A series of International Women’s Day marches are being held in several cities of Nepal, calling for women’s place in society to be rewritten. In Nepal, women are using the day to end discrimination against women in distribution of citizenship certificate demanding to issue citizenship certificate in the name of mother.
Although Nepal has made many progress, the discrimination against women continue to exist. “We still have to go a long way before completely ensuring equal rights to women,” said Dr. Bimala Rai Paudyal, member of Upper House of Parliament.
Speakers at Kathmandu march range from a woman fighting to reform in citizenship laws to the women who worked on the landmark work to end women trafficking – activists calling to outlaws child marriage and child labour in homes and provides maternity benefits to workers.
“Despite the transformation of political system and society, Nepali mindset tends to be patriarchal. The system is yet to grant rights to issue citizenship on the basis of mother. We are discriminated by our laws and constitution,” said Rekha Sharma, leader of NCP-NCP, who has been pleading the rights of women.
History Of International Women’s Day
International Women's Day is celebrated in many countries around the world. It is a day when women are recognized for their achievements without regard to divisions, whether national, ethnic, linguistic, cultural, economic or political. International Women's Day first emerged from the activities of labour movements at the turn of the twentieth century in North America and across Europe.

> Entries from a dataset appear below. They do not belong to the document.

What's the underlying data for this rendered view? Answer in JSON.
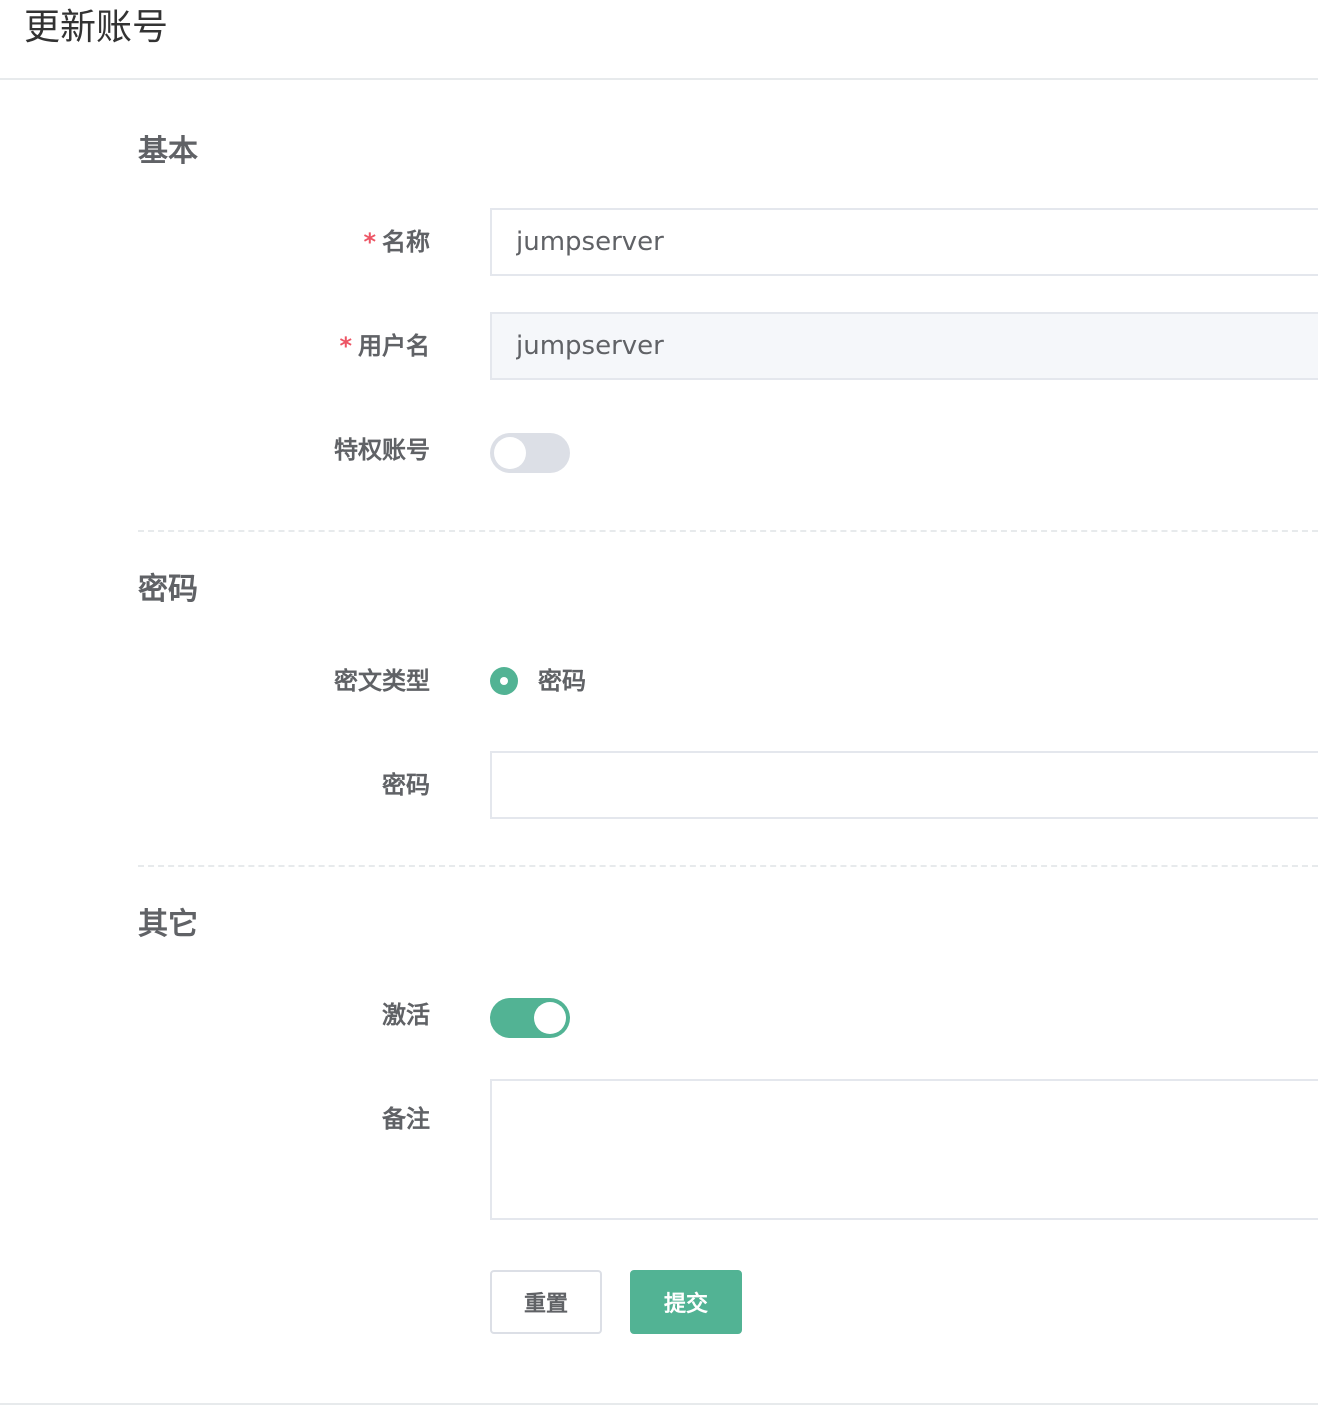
{
  "page": {
    "title": "更新账号"
  },
  "sections": {
    "basic": {
      "title": "基本",
      "name": {
        "required_mark": "*",
        "label": "名称",
        "value": "jumpserver"
      },
      "username": {
        "required_mark": "*",
        "label": "用户名",
        "value": "jumpserver"
      },
      "privileged": {
        "label": "特权账号",
        "checked": false
      }
    },
    "password": {
      "title": "密码",
      "secret_type": {
        "label": "密文类型",
        "option": "密码",
        "selected": true
      },
      "secret": {
        "label": "密码",
        "value": ""
      }
    },
    "other": {
      "title": "其它",
      "active": {
        "label": "激活",
        "checked": true
      },
      "comment": {
        "label": "备注",
        "value": ""
      }
    }
  },
  "actions": {
    "reset_label": "重置",
    "submit_label": "提交"
  },
  "colors": {
    "primary": "#52b394",
    "required": "#ed5565",
    "switch_off": "#dcdfe6"
  }
}
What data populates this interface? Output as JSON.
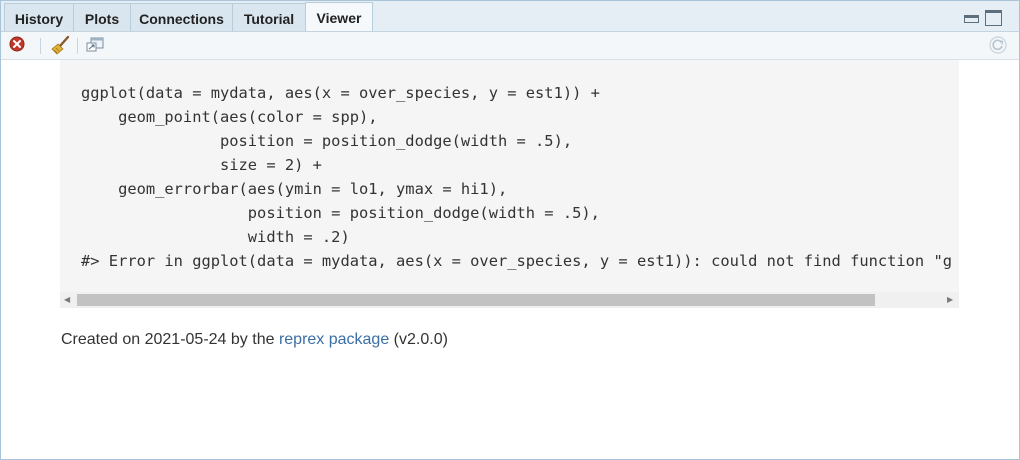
{
  "tabs": [
    {
      "label": "History",
      "active": false
    },
    {
      "label": "Plots",
      "active": false
    },
    {
      "label": "Connections",
      "active": false
    },
    {
      "label": "Tutorial",
      "active": false
    },
    {
      "label": "Viewer",
      "active": true
    }
  ],
  "toolbar": {
    "icons": [
      "remove-icon",
      "broom-clear-icon",
      "popout-window-icon",
      "refresh-icon"
    ]
  },
  "code": {
    "lines": [
      "ggplot(data = mydata, aes(x = over_species, y = est1)) +",
      "    geom_point(aes(color = spp),",
      "               position = position_dodge(width = .5),",
      "               size = 2) +",
      "    geom_errorbar(aes(ymin = lo1, ymax = hi1),",
      "                  position = position_dodge(width = .5),",
      "                  width = .2)",
      "#> Error in ggplot(data = mydata, aes(x = over_species, y = est1)): could not find function \"g"
    ]
  },
  "footer": {
    "prefix": "Created on 2021-05-24 by the ",
    "link_text": "reprex package",
    "suffix": " (v2.0.0)"
  },
  "colors": {
    "accent_link": "#3a6ea5",
    "remove_icon": "#c0392b",
    "tab_active_bg": "#f5f9fc",
    "tab_bg": "#dae6ef"
  }
}
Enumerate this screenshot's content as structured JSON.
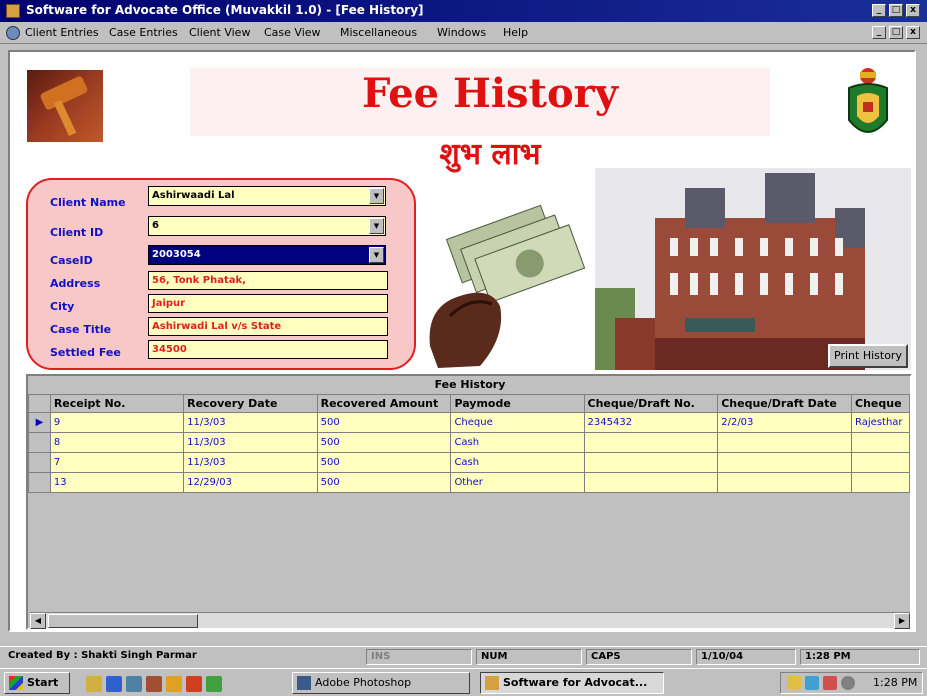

Since those early years, International Women's Day has assumed a new global dimension for women in developed and developing countries alike. The growing international women's movement, which has been strengthened by four global United Nations women's conferences, has helped make the commemoration a rallying point to build support for women's rights and participation in the political and economic arenas.
The UN and Gender Equality
The Charter of the United Nations, signed in 1945, was the first international agreement to affirm the principle of equality between women and men. Since then, the UN has helped create a historic legacy of internationally-agreed strategies, standards, programmes and goals to advance the status of women worldwide.
Over the years, the UN and its technical agencies have promoted the participation of women as equal partners with men in achieving sustainable development, peace, security, and full respect for human rights. The empowerment of women continues to be a central feature of the UN's efforts to address social, economic and political challenges across the globe.